What were the everyday pastimes and occupations of the inhabitants of New France? Between working in the fields and clearing the land, between guard duty and voyages of exploration what did people do for entertainment? How did they adapt construction methods to achieve a degree of comfort and protection from the severe cold of the Canadian winter?
Having left a country that was as “full as an egg,” as Fernand Braudel remarked, French immigrants landed in a vast territory with seemingly endless possibilities. Of course there were diseases, shortages and delayed arrivals of supplies in spring, but the colony offered a rich, diversified range of flora and fauna. Game, fish, waterfowl and all kinds of herbs soon found their way onto the dinner table if not into the pharmacopoeia!
To occupy their free time, the inhabitants held soirées, when they would gather to tell stories, or to share in celebrations.

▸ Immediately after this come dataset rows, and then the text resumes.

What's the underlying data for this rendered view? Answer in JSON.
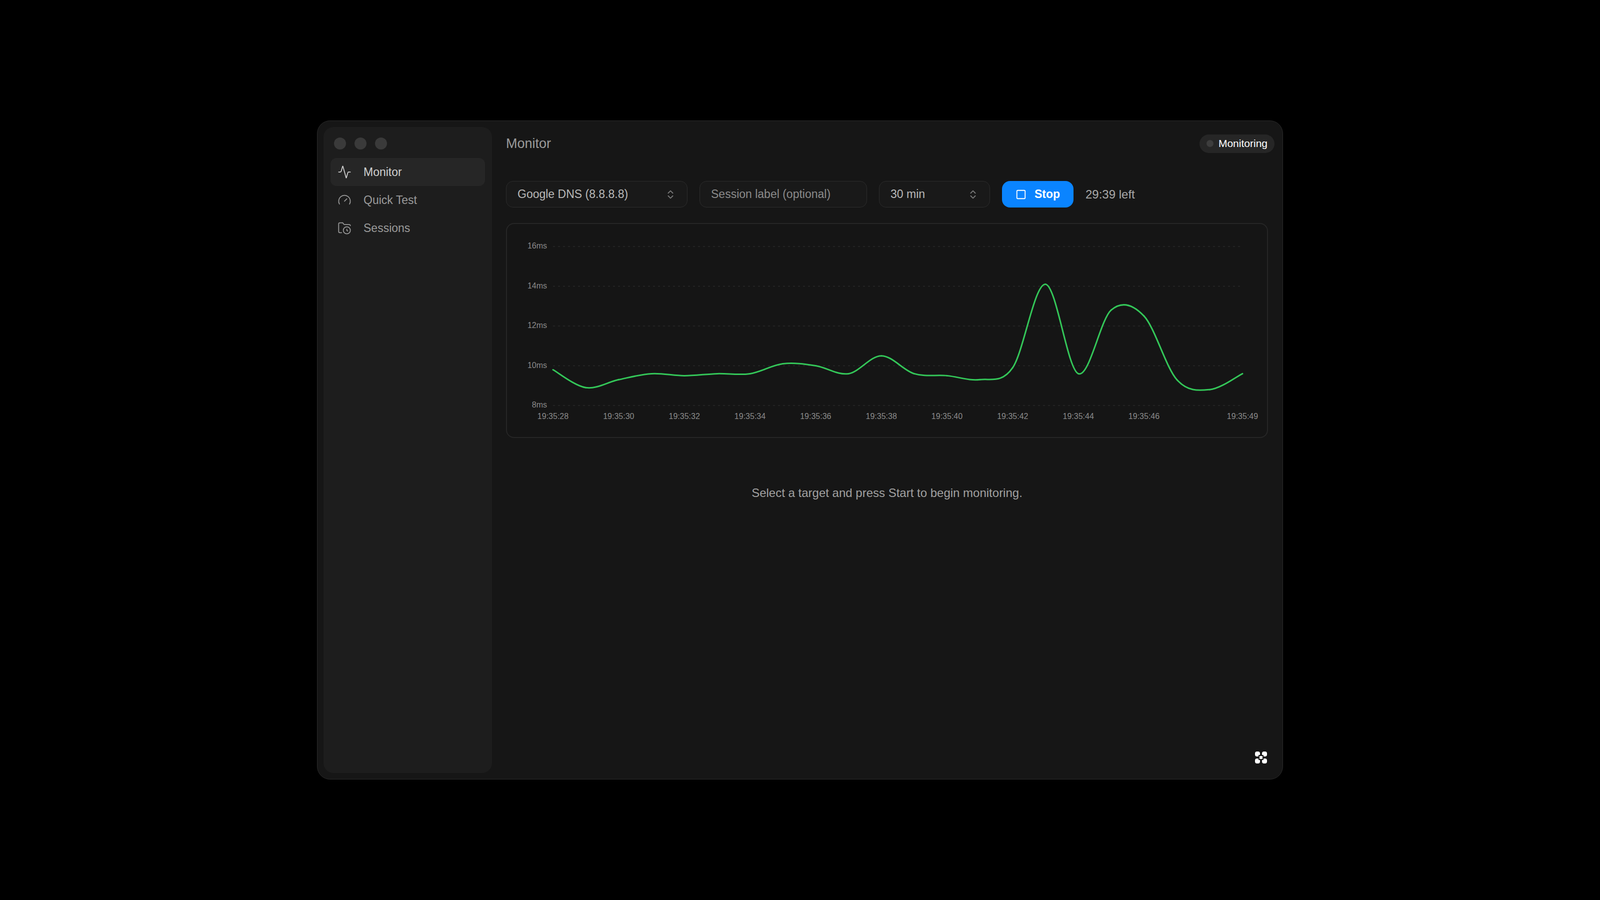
{
  "window": {
    "title": "Monitor"
  },
  "status_badge": {
    "label": "Monitoring"
  },
  "sidebar": {
    "items": [
      {
        "label": "Monitor",
        "selected": true
      },
      {
        "label": "Quick Test",
        "selected": false
      },
      {
        "label": "Sessions",
        "selected": false
      }
    ]
  },
  "controls": {
    "target": "Google DNS (8.8.8.8)",
    "session_label_placeholder": "Session label (optional)",
    "duration": "30 min",
    "action_button": "Stop",
    "time_left": "29:39 left"
  },
  "chart": {
    "y_ticks": [
      "16ms",
      "14ms",
      "12ms",
      "10ms",
      "8ms"
    ],
    "x_ticks": [
      "19:35:28",
      "19:35:30",
      "19:35:32",
      "19:35:34",
      "19:35:36",
      "19:35:38",
      "19:35:40",
      "19:35:42",
      "19:35:44",
      "19:35:46",
      "19:35:49"
    ],
    "series": [
      {
        "values": [
          9.8,
          8.9,
          9.3,
          9.6,
          9.5,
          9.6,
          9.6,
          10.1,
          10.0,
          9.6,
          10.5,
          9.6,
          9.5,
          9.3,
          9.9,
          14.1,
          9.6,
          12.8,
          12.5,
          9.3,
          8.8,
          9.6
        ]
      }
    ]
  },
  "empty_message": "Select a target and press Start to begin monitoring."
}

In town, many people would go to inns and taverns. There, they would drink spirits and play cards, billiards, backgammon or dice. Gambling, already popular in the 1600s, became even more so during the following century.
Communications between the colony and the motherland were conducted through sealed missives and letters, but the large distances that separated sender and receiver were such that it was difficult to maintain an “up-to-date” epistolary relationship!